*414At Par. Ill, Sutherland on Statutory Construction, the rule is stated:
“The rule now supported by nearly all the modern cases is that the time shall be computed by excluding the day, or the day of the event, from which time is to be computed and including the last day of the number constituting the specific period. Thus, if an act is to take effect in thirty days from and after its passage, basing on the 1st day of March, it would go into operation on the 31st day of that month. It would commence to operate at the first moment of the last day of the thirty, ascertained by adding that number to the number of the date of the passage.” Suth.Stat.Const. § 111.
To the same effect O’Brien v. Wilson, 26 N.M. 641, 195 P. 803; State of West Virginia v. Mounts, 36 W.Va. 179, 14 S.E. 407, 15 L.R.A. 243; American Nat. Bank at Indianapolis v. Service Life Ins. Co., 7 Cir., 120 F.2d 579, 137 A.L.R. 1148.
We are of the opinion that the act became effective June 13, 1947, the 90th day after adjournment, consequently, ‘appellee is entitled to benefits under the provisions of the Amendatory Acts.
Finally, it is contended that the court erred in the allowance of attorney fees. Without hearing any direct evidence touching the value of the services rendered, the trial court allowed an attorney fee of $2,-000.00. It is claimed that the court erred in this respect. It is also contended that the fee is excessive.

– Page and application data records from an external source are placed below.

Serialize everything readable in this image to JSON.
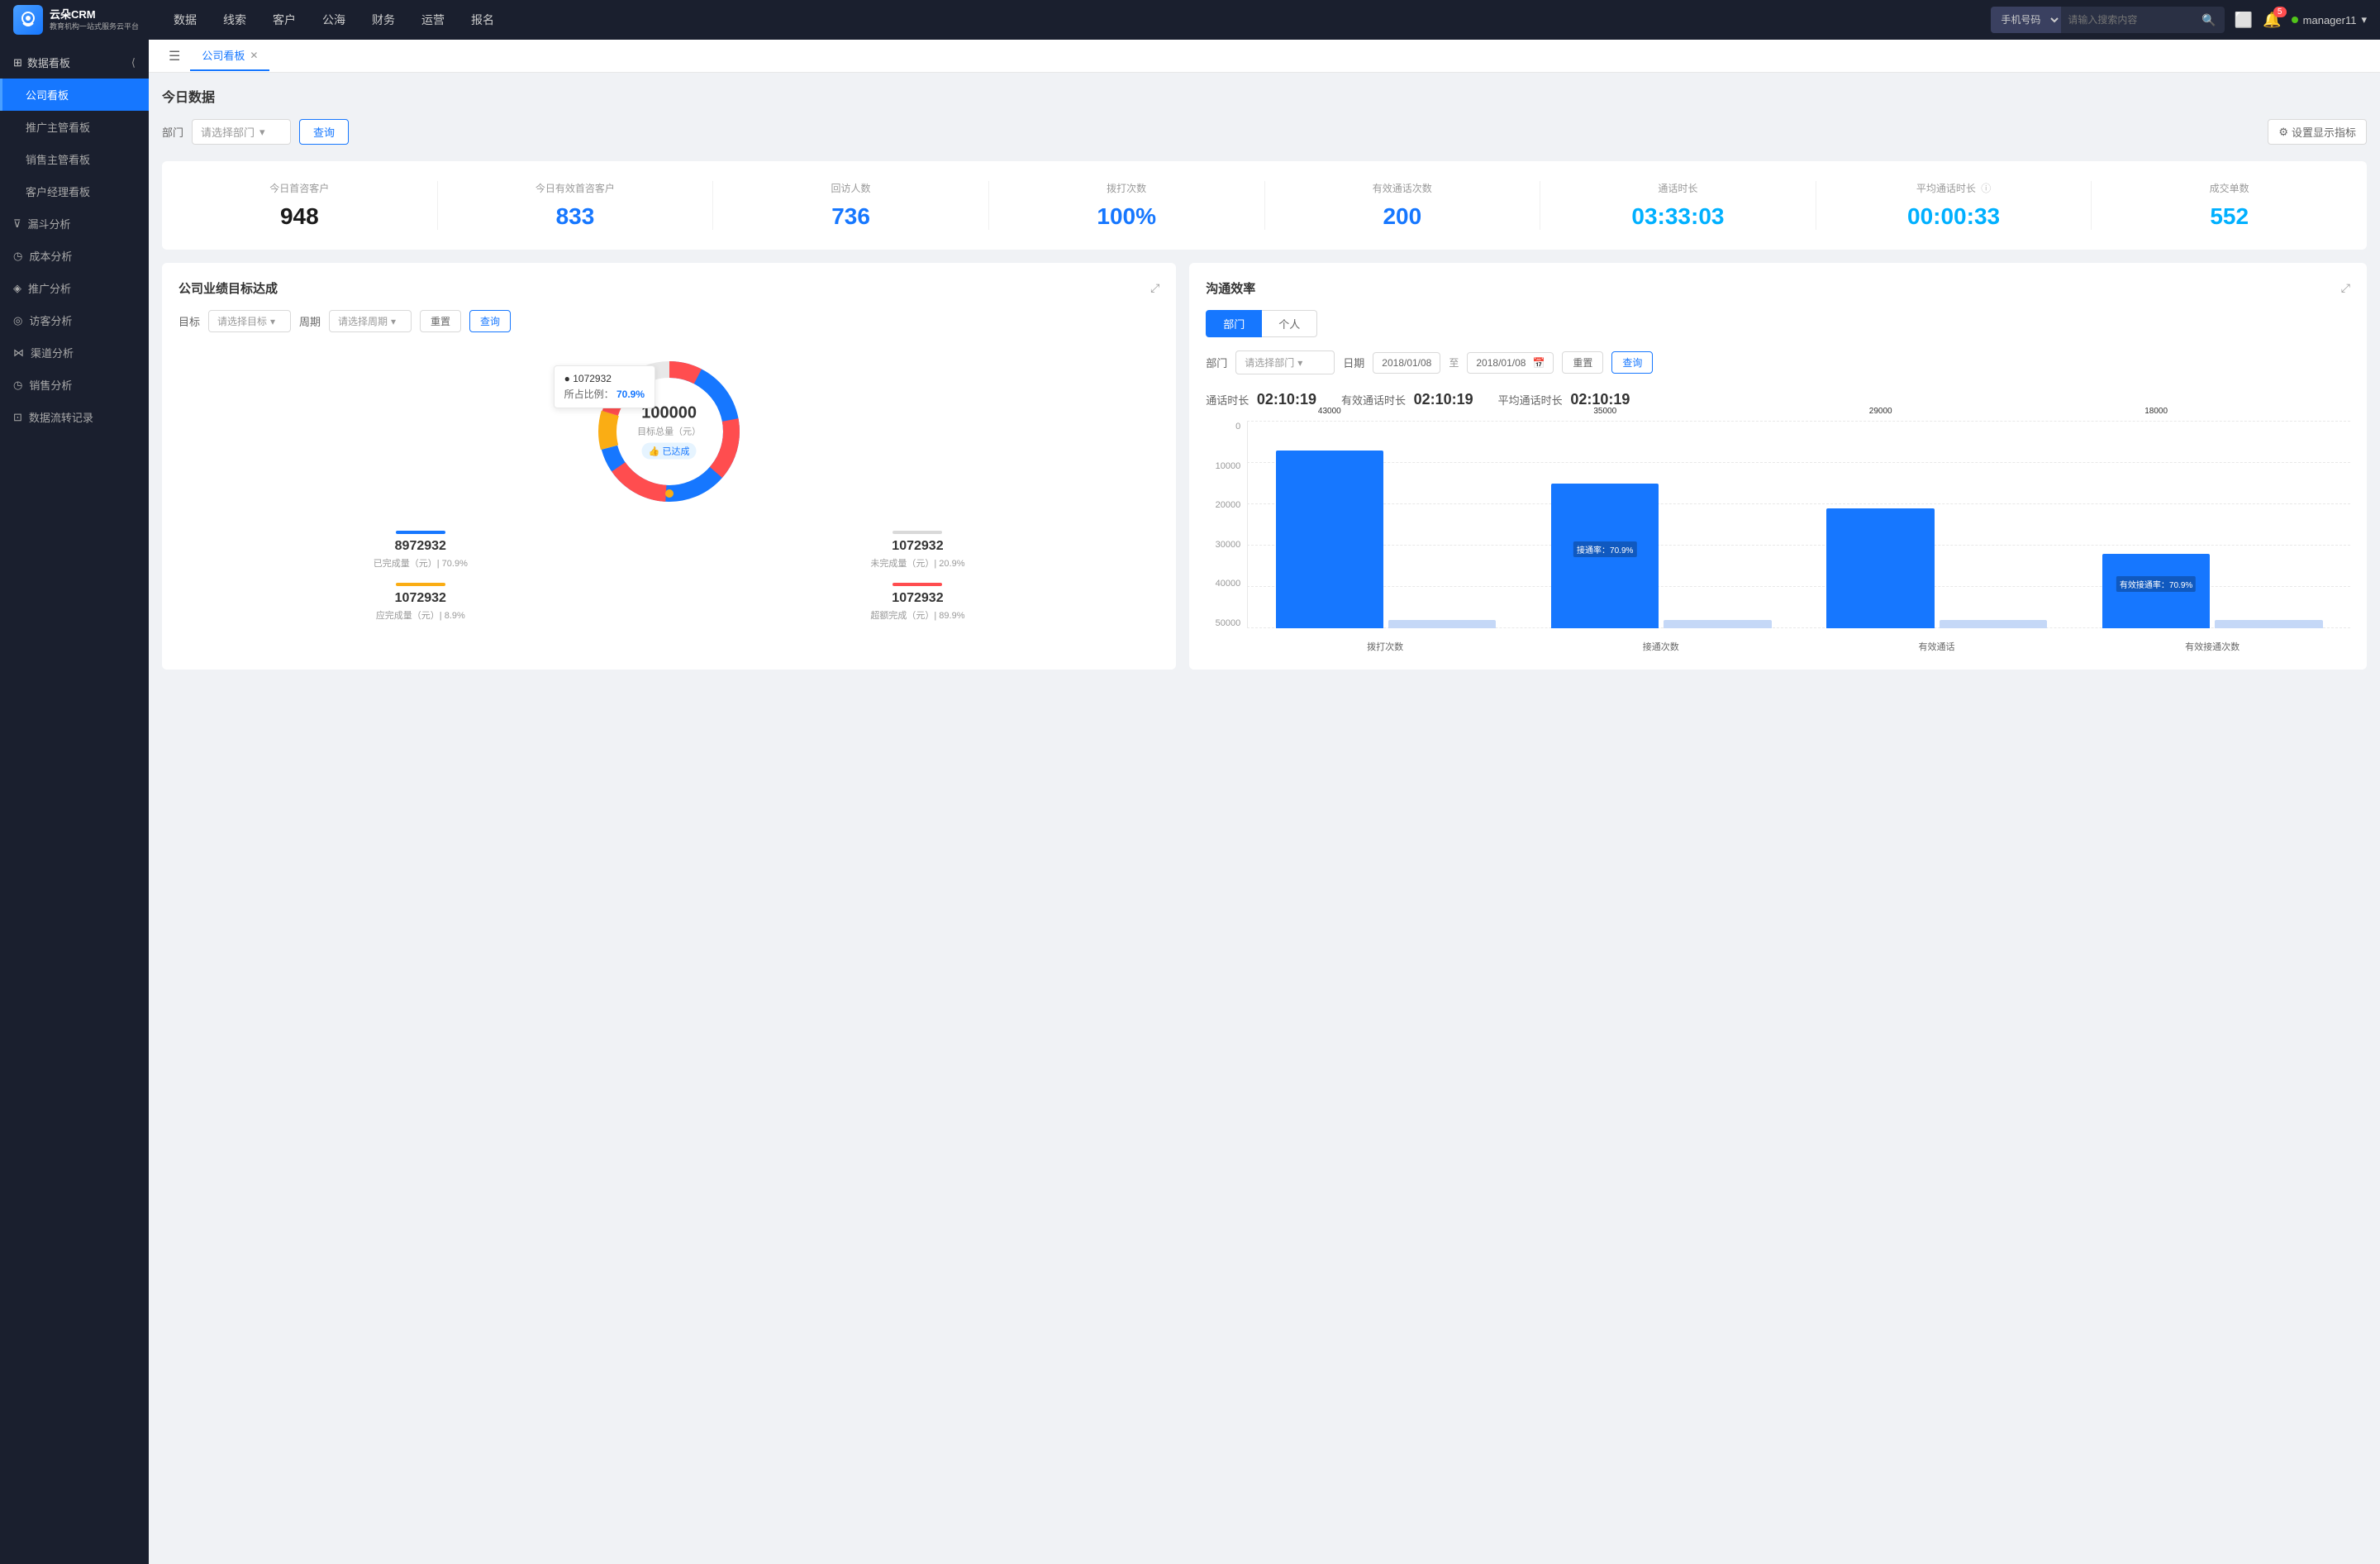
{
  "app": {
    "logo_text_line1": "云朵CRM",
    "logo_text_line2": "教育机构一站式服务云平台"
  },
  "top_nav": {
    "items": [
      "数据",
      "线索",
      "客户",
      "公海",
      "财务",
      "运营",
      "报名"
    ],
    "search_placeholder": "请输入搜索内容",
    "search_select": "手机号码",
    "notification_count": "5",
    "username": "manager11"
  },
  "sidebar": {
    "section_label": "数据看板",
    "items": [
      {
        "label": "公司看板",
        "active": true
      },
      {
        "label": "推广主管看板",
        "active": false
      },
      {
        "label": "销售主管看板",
        "active": false
      },
      {
        "label": "客户经理看板",
        "active": false
      }
    ],
    "analysis_items": [
      {
        "label": "漏斗分析",
        "icon": "funnel"
      },
      {
        "label": "成本分析",
        "icon": "cost"
      },
      {
        "label": "推广分析",
        "icon": "promo"
      },
      {
        "label": "访客分析",
        "icon": "visitor"
      },
      {
        "label": "渠道分析",
        "icon": "channel"
      },
      {
        "label": "销售分析",
        "icon": "sales"
      },
      {
        "label": "数据流转记录",
        "icon": "flow"
      }
    ]
  },
  "tabs": [
    {
      "label": "公司看板",
      "active": true,
      "closable": true
    }
  ],
  "today_data": {
    "title": "今日数据",
    "filter_label": "部门",
    "select_placeholder": "请选择部门",
    "query_btn": "查询",
    "settings_btn": "设置显示指标",
    "stats": [
      {
        "label": "今日首咨客户",
        "value": "948",
        "color": "black"
      },
      {
        "label": "今日有效首咨客户",
        "value": "833",
        "color": "blue"
      },
      {
        "label": "回访人数",
        "value": "736",
        "color": "blue"
      },
      {
        "label": "拨打次数",
        "value": "100%",
        "color": "blue"
      },
      {
        "label": "有效通话次数",
        "value": "200",
        "color": "blue"
      },
      {
        "label": "通话时长",
        "value": "03:33:03",
        "color": "cyan"
      },
      {
        "label": "平均通话时长",
        "value": "00:00:33",
        "color": "cyan"
      },
      {
        "label": "成交单数",
        "value": "552",
        "color": "cyan"
      }
    ]
  },
  "target_panel": {
    "title": "公司业绩目标达成",
    "filter": {
      "target_label": "目标",
      "target_placeholder": "请选择目标",
      "period_label": "周期",
      "period_placeholder": "请选择周期",
      "reset_btn": "重置",
      "query_btn": "查询"
    },
    "donut": {
      "tooltip_value": "1072932",
      "tooltip_percent_label": "所占比例：",
      "tooltip_percent": "70.9%",
      "center_value": "100000",
      "center_label": "目标总量（元）",
      "center_badge": "已达成"
    },
    "legend": [
      {
        "label": "8972932",
        "desc": "已完成量（元）| 70.9%",
        "color": "#1677ff",
        "type": "solid"
      },
      {
        "label": "1072932",
        "desc": "未完成量（元）| 20.9%",
        "color": "#d9d9d9",
        "type": "solid"
      },
      {
        "label": "1072932",
        "desc": "应完成量（元）| 8.9%",
        "color": "#faad14",
        "type": "solid"
      },
      {
        "label": "1072932",
        "desc": "超额完成（元）| 89.9%",
        "color": "#ff4d4f",
        "type": "solid"
      }
    ]
  },
  "efficiency_panel": {
    "title": "沟通效率",
    "tabs": [
      {
        "label": "部门",
        "active": true
      },
      {
        "label": "个人",
        "active": false
      }
    ],
    "filter": {
      "dept_label": "部门",
      "dept_placeholder": "请选择部门",
      "date_label": "日期",
      "date_start": "2018/01/08",
      "date_end": "2018/01/08",
      "reset_btn": "重置",
      "query_btn": "查询"
    },
    "stats": {
      "call_duration_label": "通话时长",
      "call_duration_value": "02:10:19",
      "effective_label": "有效通话时长",
      "effective_value": "02:10:19",
      "avg_label": "平均通话时长",
      "avg_value": "02:10:19"
    },
    "chart": {
      "y_labels": [
        "50000",
        "40000",
        "30000",
        "20000",
        "10000",
        "0"
      ],
      "groups": [
        {
          "x_label": "拨打次数",
          "bars": [
            {
              "value": 43000,
              "label": "43000",
              "color": "#1677ff",
              "height_pct": 86
            },
            {
              "value": 0,
              "label": "",
              "color": "#d9d9d9",
              "height_pct": 5
            }
          ]
        },
        {
          "x_label": "接通次数",
          "annotation": "接通率：70.9%",
          "bars": [
            {
              "value": 35000,
              "label": "35000",
              "color": "#1677ff",
              "height_pct": 70
            },
            {
              "value": 0,
              "label": "",
              "color": "#d9d9d9",
              "height_pct": 4
            }
          ]
        },
        {
          "x_label": "有效通话",
          "bars": [
            {
              "value": 29000,
              "label": "29000",
              "color": "#1677ff",
              "height_pct": 58
            },
            {
              "value": 0,
              "label": "",
              "color": "#d9d9d9",
              "height_pct": 4
            }
          ]
        },
        {
          "x_label": "有效接通次数",
          "annotation": "有效接通率：70.9%",
          "bars": [
            {
              "value": 18000,
              "label": "18000",
              "color": "#1677ff",
              "height_pct": 36
            },
            {
              "value": 0,
              "label": "",
              "color": "#d9d9d9",
              "height_pct": 4
            }
          ]
        }
      ]
    }
  }
}
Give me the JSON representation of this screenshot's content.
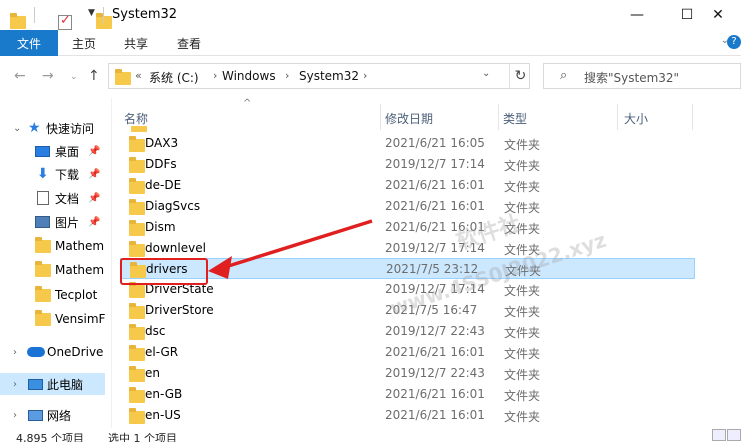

There are many considerations entering into the fixing of attorney fees. Usually, the ability, standing, skill, the amount in controversy, its importance, and the benefits derived, go to the matter of determining fees. Elsea v. Broome Furniture Co., 47 N.M. 356, 143 P.2d 572; Anderson v. Contract Trucking Co., 48 N.M. 158, 146 P.2d 873. See also In re Dehner’s Estate, 230 Iowa 490, 298 N.W. 656, 143 A.L. R. 672 where cases relating to allowance of fees are assembled. The court has the superior knowledge of the matter at hand, and its award, though not supported by direct evidence, will not be disturbed upon review unless it plainly appears from the record that there had been an abuse of discretion. 5 C.J.S., Appeal and Error, § 1584; Horvath v. Vasvary, 246 Mich. 231, 224 N. W. 365; Anderson v. Contract Trucking Co., supra.
We conclude that an allowance of $2,000.00 attorney’s fee, such service resulting in an award of $22.00 per week for 550= weeks, or $12,100.00, for total permanent disability, is not excessive.
Appellee now claims additional fees-for the services of his attorney for presenting this appeal. In consideration of the fee *415heretofore allowed and determined, an additional fee of |750.00 will be allowed.
The judgment will be affirmed and it is so ordered.
BRICE, C. J., and LUJAN and SAD-LER, JJ., concur.
McGHEE, J., did not participate.